The House and Senate have adjourned without reaching an agreement on funding for the Clean Water State Revolving Fund (SRF).
The House and Senate have adjourned without reaching an agreement on funding for the Clean Water State Revolving Fund (SRF). While the Senate has approved $1.35 billion for the fund, the House Appropriations Committee for the first time passed a measure that would cut the SRF funding by 37 percent.
Congress is expected to return for a lame-duck session during the week of Nov. 15. They are expected to pass an omnibus funding packet to incorporate the remaining fiscal 2005 appropriation bills. So far, Congress has cleared only four out of 13 appropriation bills.
The Senate Appropriations Committee unanimously approved the Subcommittee on Veterans Affairs, Housing and Urban Development (VA-HUD) and Independent Agencies' appropriations package (S. 1584) which included full funding for the Clean Water State Revolving Fund (CWSRF). The bill would fund the CWSRF at the fiscal year 2004 level of $1.35 billion, compared with the $850 million approved by the House Appropriations Committee.
In July, the House Subcommittee on VA-HUD and Independent Agencies and the full Appropriations Committee slashed clean water funding by almost $500 million – a 37 percent reduction from last year. Lawmakers in the House and Senate must now negotiate a mutually acceptable funding level for the CWSRF.
The Association of Metropolitan Sewerage Agencies (AMSA) and a broad coalition of state and local organizations, labor, construction and environmental and public health groups helped spur the Senate Committee's action, through meetings with key congressional staff and letter writing campaigns.

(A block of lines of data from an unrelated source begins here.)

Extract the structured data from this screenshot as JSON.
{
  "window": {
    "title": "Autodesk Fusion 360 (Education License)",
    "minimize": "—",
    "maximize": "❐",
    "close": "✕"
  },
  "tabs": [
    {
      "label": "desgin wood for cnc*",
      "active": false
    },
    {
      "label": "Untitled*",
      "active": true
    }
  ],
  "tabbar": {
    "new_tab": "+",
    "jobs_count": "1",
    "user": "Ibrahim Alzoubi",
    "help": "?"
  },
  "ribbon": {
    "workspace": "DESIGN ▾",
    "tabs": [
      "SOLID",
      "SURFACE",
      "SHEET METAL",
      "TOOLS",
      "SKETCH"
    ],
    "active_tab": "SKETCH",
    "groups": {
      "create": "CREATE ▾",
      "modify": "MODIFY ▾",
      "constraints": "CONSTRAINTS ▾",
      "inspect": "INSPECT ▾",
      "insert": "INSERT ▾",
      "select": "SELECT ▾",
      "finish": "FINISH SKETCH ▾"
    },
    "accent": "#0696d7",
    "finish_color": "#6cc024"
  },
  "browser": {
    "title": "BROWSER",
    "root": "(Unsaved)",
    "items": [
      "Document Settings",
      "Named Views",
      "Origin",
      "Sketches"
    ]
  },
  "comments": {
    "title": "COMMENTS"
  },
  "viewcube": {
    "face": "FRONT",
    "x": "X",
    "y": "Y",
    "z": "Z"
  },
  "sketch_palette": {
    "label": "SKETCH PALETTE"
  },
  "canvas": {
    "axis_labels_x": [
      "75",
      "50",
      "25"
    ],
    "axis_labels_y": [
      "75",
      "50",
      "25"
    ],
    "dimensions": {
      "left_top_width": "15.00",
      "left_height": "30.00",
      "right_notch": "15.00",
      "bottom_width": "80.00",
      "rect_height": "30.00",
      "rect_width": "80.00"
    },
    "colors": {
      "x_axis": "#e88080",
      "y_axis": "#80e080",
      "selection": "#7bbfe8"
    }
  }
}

The coalition also released a timely report, All Dried Up: How Clean Water Is Threatened by Budget Cuts (www. amsa-cleanwater.org/pubs/ 2004-09-15ADU.pdf), which was disseminated to targeted members of Congress via a press release. Specifically, the report focuses on the effects that not restoring full funding would have; including the federal assistance each state stands to lose, how many jobs would not be created and the number of water improvement projects held up or scrapped.
Congress Approves CALFED Funding Bill

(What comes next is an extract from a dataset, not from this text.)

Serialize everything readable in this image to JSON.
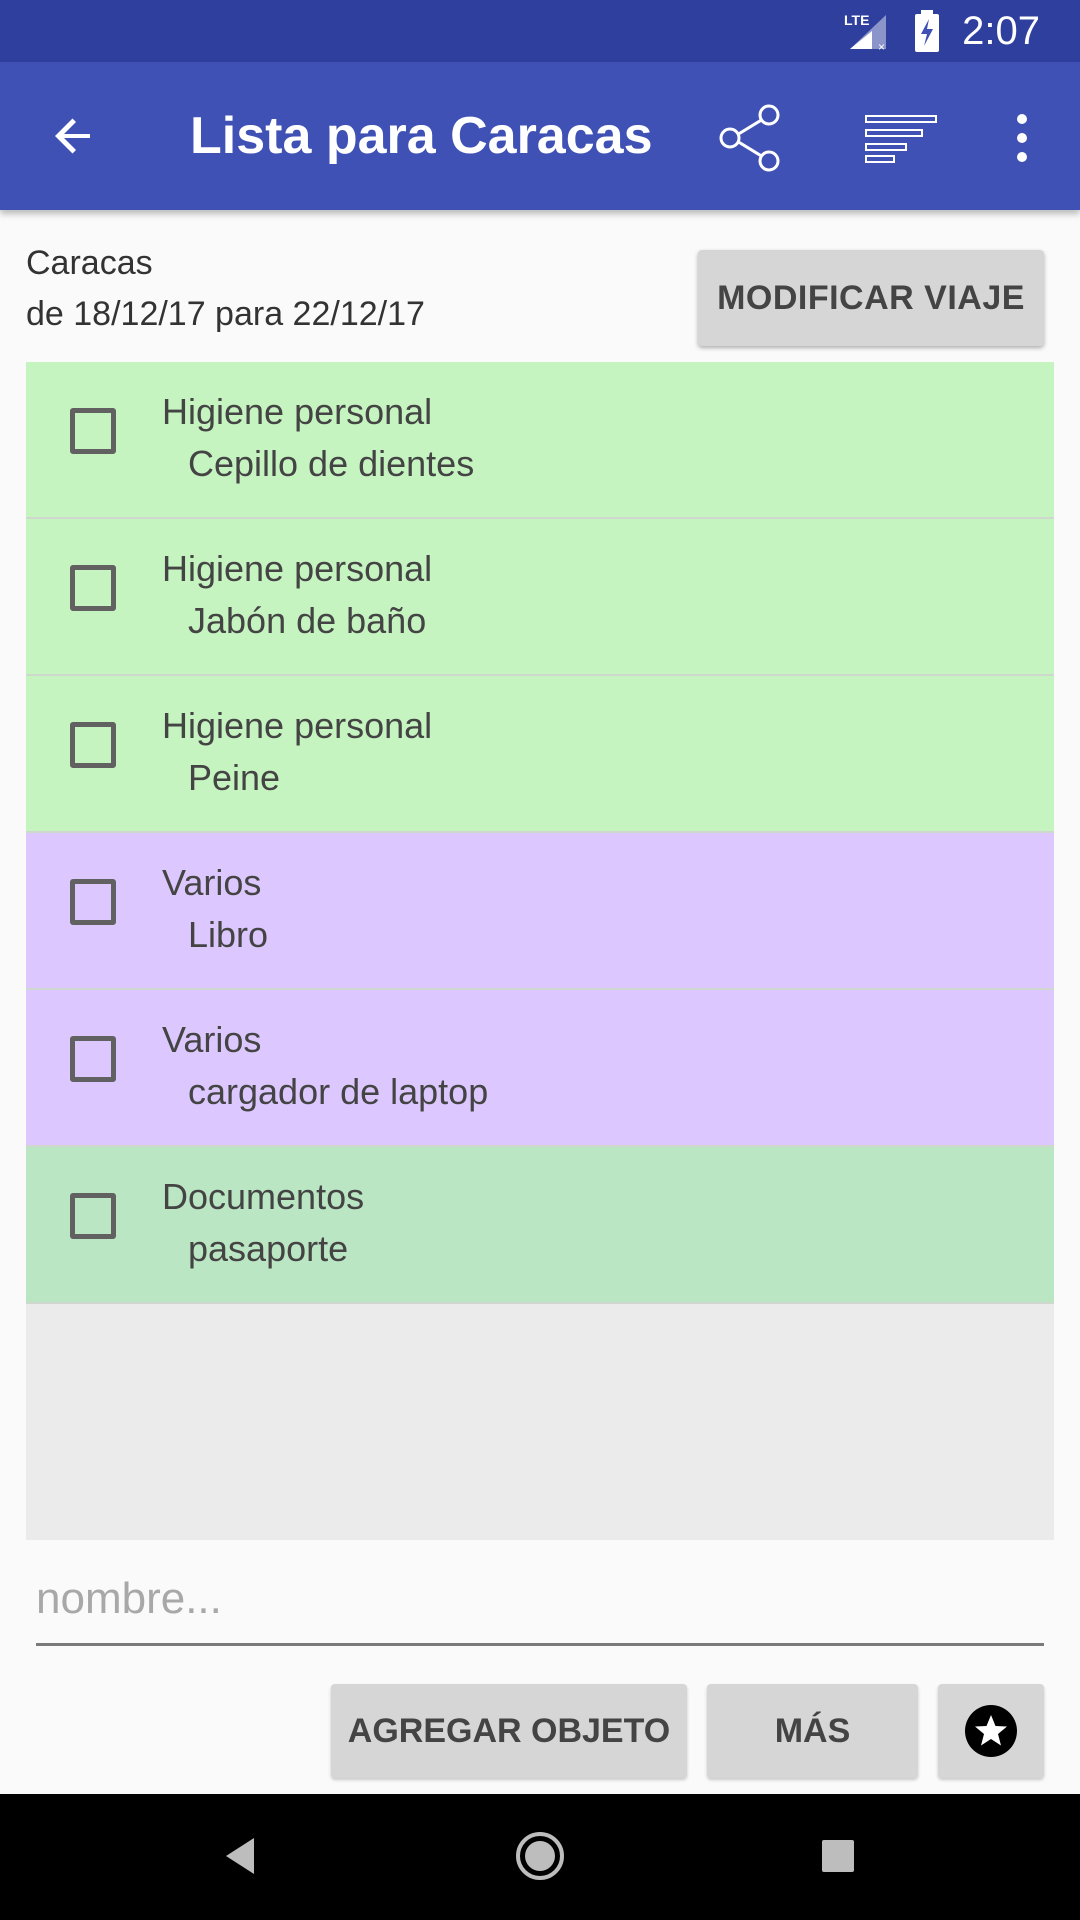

The House of Representatives has passed H.R. 2828, Cal-Fed, marking the end of a decade-long Congressional effort to complete this critical water program for the state of California. Having now passed both chambers of Congress, Cal-Fed was sent to President Bush, who was expected to sign the bill into law.
"The days of no new water storage for California are over," said Resources Committee Chairman Richard W. Pombo (R-CA). "Today we finished a decade of hard work and established a path to bring new water storage projects online for the first time in 30 years. This legislation represents a paradigm shift in our policy by making water storage the lynchpin of the entire Cal-Fed program. The success of Cal-Fed depends upon expanded and better-managed storage, and this bill establishes a framework around that very fact."

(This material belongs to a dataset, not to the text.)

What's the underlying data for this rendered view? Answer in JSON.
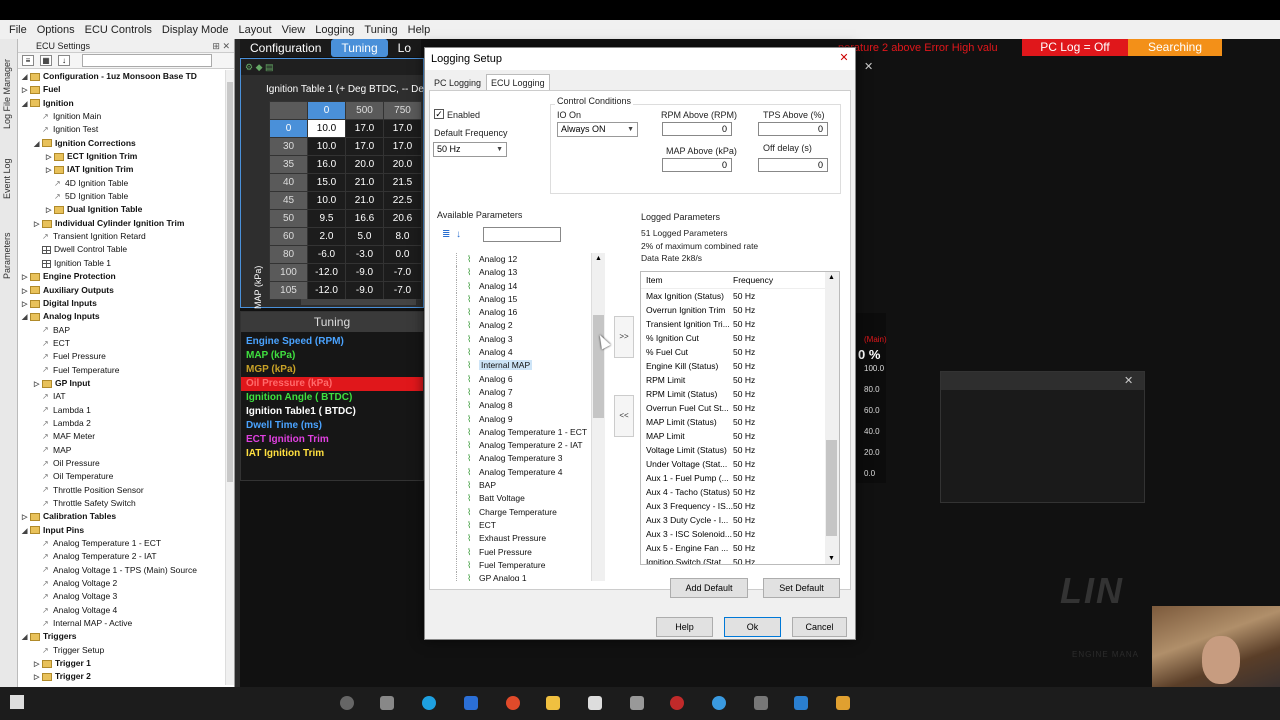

The Cal-Fed bill includes $90 million for pre-authorized levees and levee stability projects; more than $180 million for pre-authorized water quality improvement projects throughout California, including drinking water; and $90 million for Fish and Wildlife enhancements. It also establishes a "trigger" mechanism for the implementation of storage projects. Once a project feasibility study is completed, the Congress must authorize the project. If it does not, the Secretary of the Interior must declare an "imbalance" in the Cal-Fed program and prescribe what must be done to achieve balance.
In addition, Pombo has won the guarantee of Senator Pete Domenici (R-NM), Chairman of the Senate Committee on Energy and Natural Resources, and California Governor Arnold Schwarzenegger, that necessary funding will be secured to complete storage feasibility studies as soon as possible.
"Ample storage is critical to every sound water policy in the United States," Senator Domenici said. "California has clearly fallen behind in this regard, which is why I have committed to work on Chairman Pombo's behalf to fund the feasibility studies necessary to increase water storage in his state."
"By moving from an endless state of planning and paralysis by analysis into the stages of implementation, this legislation will finally deliver the resources we need for our economy and our environment," Pombo continued. "We will enhance Delta water quality, improve delivery, and secure future supplies of water - the lifeblood of California's agricultural economy."
According to the California Farm Water Coalition, the Golden States' agricultural exports are valued at nearly $7 billion. Each $1 billion in agricultural exports creates 27,000 jobs. That is 8.9 percent of all the jobs in the state. Additional storage gives the state more flexibility and financial relief in times of draught. Without increased storage, rate payers will continue to be subject to price spikes during times of shortage. For example, water rates in the Contra Costa water district increased by an average of 22% a year during the draught period between 1987 and 1992.